July 22 (UPI) -- How can governments, online platforms and internet users curb the influence of foreign misinformation campaigns?
Research published Wednesday in the journal Science Advances suggests it is possible to identify bad actors, or trolls, in real time using machine learning algorithms.
According to researcher Jacob Shapiro, a professor of politics and international affairs at Princeton University, misinformation campaigns can reveal themselves in two main ways.
"To have influence, coordinated operations need to say something new, or they need to say a lot of something that users are already saying," Shapiro told UPI in an email. "You can find the first because it's unusual content by definition."
Finding the second is harder, but Shapiro and his colleagues thought they could design and train a computer learning algorithm to catch trolls.
"When influence campaigns try to shift a conversation with large amounts of content, they rely on relatively low-skilled workers producing a lot of posts," Shapiro said. "Workers are not natives of the influence targets and need to be trained on what 'normal' looks like. Moreover, their managers need standards to assess performance."
These two realities yield patterns that can be identified by algorithms.
Researchers used past misinformation campaigns from China, Russia and Venezuela to train their troll-finding algorithm. Once built, Shapiro and his colleagues put the algorithm to the test by presenting it with new content produced by both trolls and normal users.
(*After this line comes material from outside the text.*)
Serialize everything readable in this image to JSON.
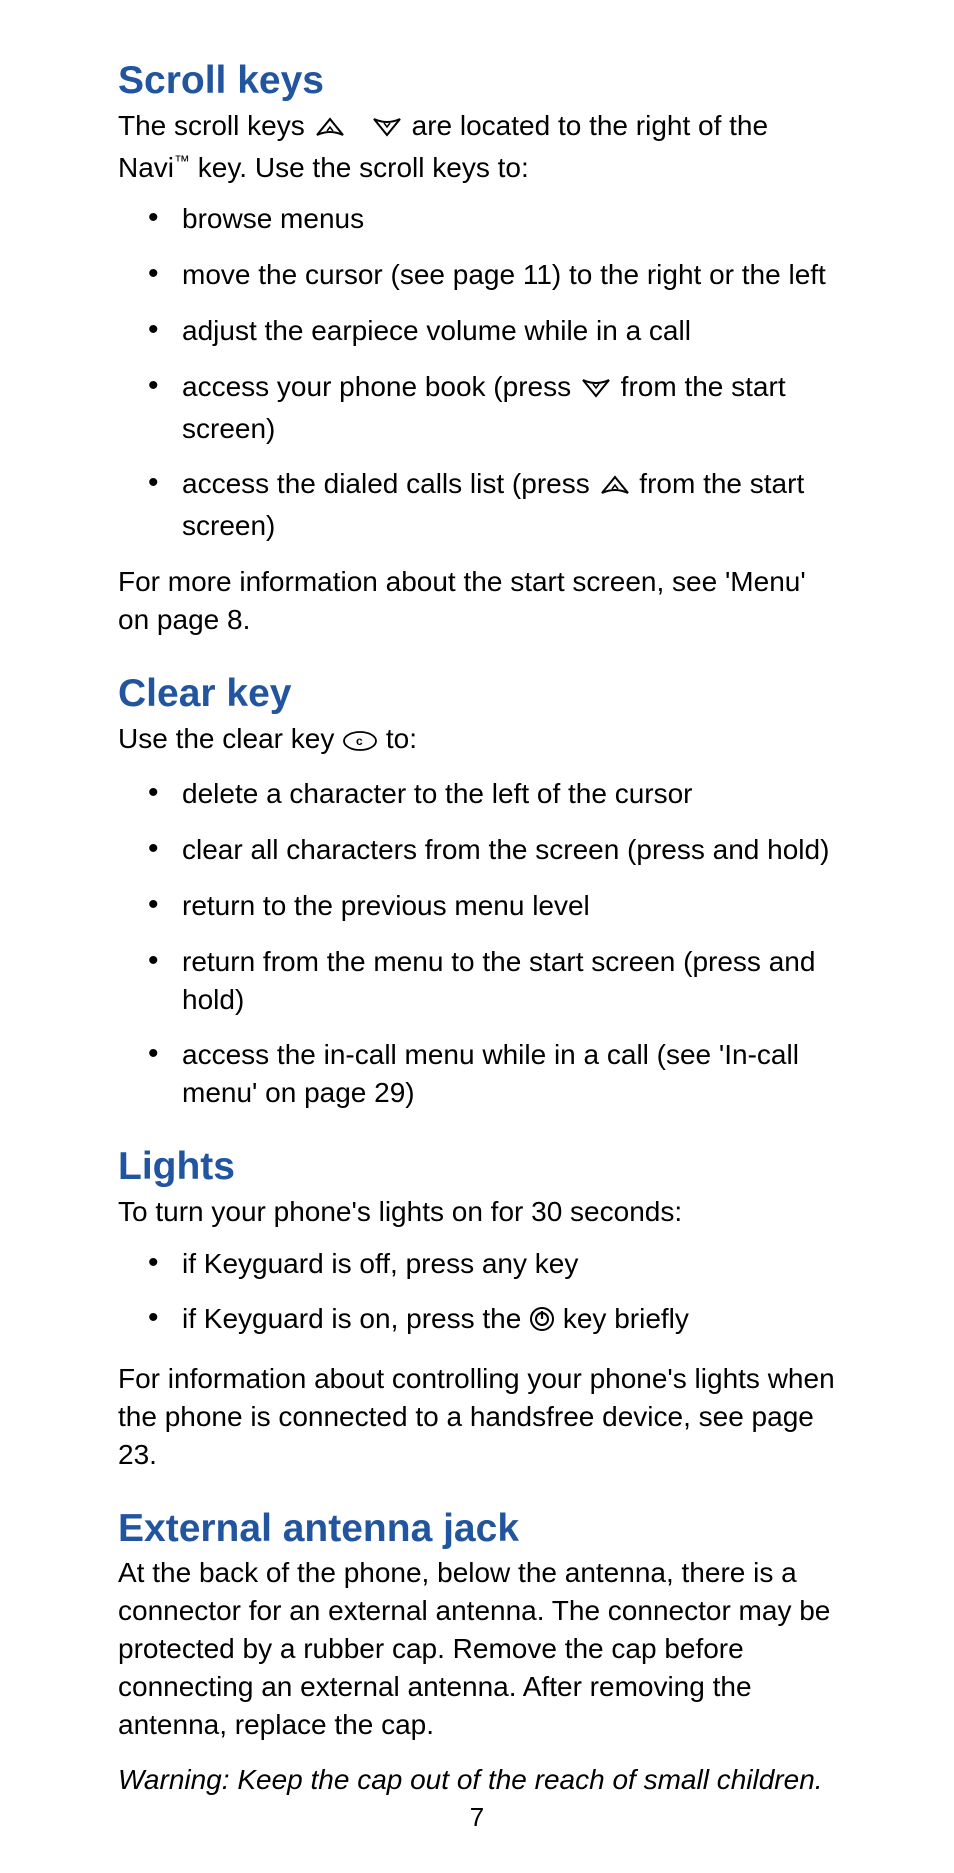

The experiments showed that if programmers select for the right features from online posts, the algorithm can successfully distinguish between authentic content and content produced by trolls.
"What we found is that, historically, an out-of-the-box random forest algorithm with our features does pretty well at picking out Chinese, Russian and Venezuelan trolls across several different prediction tasks," Shapiro said.
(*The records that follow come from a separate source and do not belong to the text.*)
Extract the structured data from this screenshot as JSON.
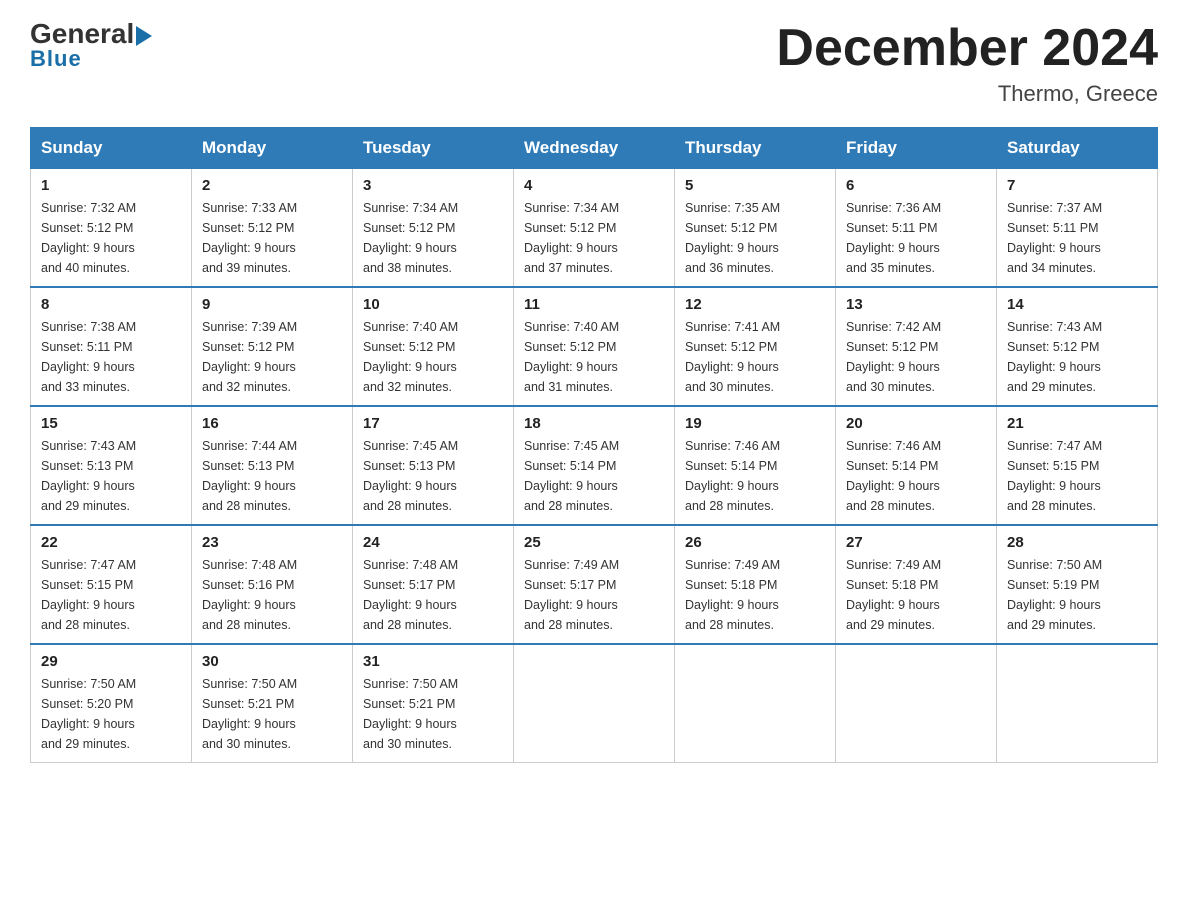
{
  "logo": {
    "general": "General",
    "blue": "Blue",
    "arrow": "▶"
  },
  "header": {
    "month_year": "December 2024",
    "location": "Thermo, Greece"
  },
  "weekdays": [
    "Sunday",
    "Monday",
    "Tuesday",
    "Wednesday",
    "Thursday",
    "Friday",
    "Saturday"
  ],
  "weeks": [
    [
      {
        "day": "1",
        "sunrise": "7:32 AM",
        "sunset": "5:12 PM",
        "daylight": "9 hours and 40 minutes."
      },
      {
        "day": "2",
        "sunrise": "7:33 AM",
        "sunset": "5:12 PM",
        "daylight": "9 hours and 39 minutes."
      },
      {
        "day": "3",
        "sunrise": "7:34 AM",
        "sunset": "5:12 PM",
        "daylight": "9 hours and 38 minutes."
      },
      {
        "day": "4",
        "sunrise": "7:34 AM",
        "sunset": "5:12 PM",
        "daylight": "9 hours and 37 minutes."
      },
      {
        "day": "5",
        "sunrise": "7:35 AM",
        "sunset": "5:12 PM",
        "daylight": "9 hours and 36 minutes."
      },
      {
        "day": "6",
        "sunrise": "7:36 AM",
        "sunset": "5:11 PM",
        "daylight": "9 hours and 35 minutes."
      },
      {
        "day": "7",
        "sunrise": "7:37 AM",
        "sunset": "5:11 PM",
        "daylight": "9 hours and 34 minutes."
      }
    ],
    [
      {
        "day": "8",
        "sunrise": "7:38 AM",
        "sunset": "5:11 PM",
        "daylight": "9 hours and 33 minutes."
      },
      {
        "day": "9",
        "sunrise": "7:39 AM",
        "sunset": "5:12 PM",
        "daylight": "9 hours and 32 minutes."
      },
      {
        "day": "10",
        "sunrise": "7:40 AM",
        "sunset": "5:12 PM",
        "daylight": "9 hours and 32 minutes."
      },
      {
        "day": "11",
        "sunrise": "7:40 AM",
        "sunset": "5:12 PM",
        "daylight": "9 hours and 31 minutes."
      },
      {
        "day": "12",
        "sunrise": "7:41 AM",
        "sunset": "5:12 PM",
        "daylight": "9 hours and 30 minutes."
      },
      {
        "day": "13",
        "sunrise": "7:42 AM",
        "sunset": "5:12 PM",
        "daylight": "9 hours and 30 minutes."
      },
      {
        "day": "14",
        "sunrise": "7:43 AM",
        "sunset": "5:12 PM",
        "daylight": "9 hours and 29 minutes."
      }
    ],
    [
      {
        "day": "15",
        "sunrise": "7:43 AM",
        "sunset": "5:13 PM",
        "daylight": "9 hours and 29 minutes."
      },
      {
        "day": "16",
        "sunrise": "7:44 AM",
        "sunset": "5:13 PM",
        "daylight": "9 hours and 28 minutes."
      },
      {
        "day": "17",
        "sunrise": "7:45 AM",
        "sunset": "5:13 PM",
        "daylight": "9 hours and 28 minutes."
      },
      {
        "day": "18",
        "sunrise": "7:45 AM",
        "sunset": "5:14 PM",
        "daylight": "9 hours and 28 minutes."
      },
      {
        "day": "19",
        "sunrise": "7:46 AM",
        "sunset": "5:14 PM",
        "daylight": "9 hours and 28 minutes."
      },
      {
        "day": "20",
        "sunrise": "7:46 AM",
        "sunset": "5:14 PM",
        "daylight": "9 hours and 28 minutes."
      },
      {
        "day": "21",
        "sunrise": "7:47 AM",
        "sunset": "5:15 PM",
        "daylight": "9 hours and 28 minutes."
      }
    ],
    [
      {
        "day": "22",
        "sunrise": "7:47 AM",
        "sunset": "5:15 PM",
        "daylight": "9 hours and 28 minutes."
      },
      {
        "day": "23",
        "sunrise": "7:48 AM",
        "sunset": "5:16 PM",
        "daylight": "9 hours and 28 minutes."
      },
      {
        "day": "24",
        "sunrise": "7:48 AM",
        "sunset": "5:17 PM",
        "daylight": "9 hours and 28 minutes."
      },
      {
        "day": "25",
        "sunrise": "7:49 AM",
        "sunset": "5:17 PM",
        "daylight": "9 hours and 28 minutes."
      },
      {
        "day": "26",
        "sunrise": "7:49 AM",
        "sunset": "5:18 PM",
        "daylight": "9 hours and 28 minutes."
      },
      {
        "day": "27",
        "sunrise": "7:49 AM",
        "sunset": "5:18 PM",
        "daylight": "9 hours and 29 minutes."
      },
      {
        "day": "28",
        "sunrise": "7:50 AM",
        "sunset": "5:19 PM",
        "daylight": "9 hours and 29 minutes."
      }
    ],
    [
      {
        "day": "29",
        "sunrise": "7:50 AM",
        "sunset": "5:20 PM",
        "daylight": "9 hours and 29 minutes."
      },
      {
        "day": "30",
        "sunrise": "7:50 AM",
        "sunset": "5:21 PM",
        "daylight": "9 hours and 30 minutes."
      },
      {
        "day": "31",
        "sunrise": "7:50 AM",
        "sunset": "5:21 PM",
        "daylight": "9 hours and 30 minutes."
      },
      null,
      null,
      null,
      null
    ]
  ],
  "labels": {
    "sunrise": "Sunrise:",
    "sunset": "Sunset:",
    "daylight": "Daylight:"
  }
}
For example, the algorithm can scan last month's content on a given platform and use what it learns to identify this month's trolls.
According to the new study, there is no one variable that gives a troll away.
After all, social media platforms are highly dynamic mediums, where users are constantly changing how they engage. As a result, Shapiro said trolls have to adapt their content production, too.
Thanks to the machine learning capabilities of the new algorithm, this complexity didn't prevent researchers from sussing out trolls.
"What our research shows is that in any given period for any given campaign, a large share of the troll activity looked different from normal users in discernible ways," Shapiro said.
Researchers suggest the algorithm, once its machine learning prowess is improved, could be adopted and deployed by both online platforms and governments.
As with any probabilistic model, it's likely the algorithm would make mistakes when distinguishing between genuine users and trolls.
"That's why one should never use this kind of tool to make attribution of specific accounts," Shapiro said.
Instead, Shapiro sees the technology being used to help governments and online platforms anticipate the topics, scope and effects of a foreign influence campaign. The technology could also help moderators queue up content and accounts for more careful scrutiny.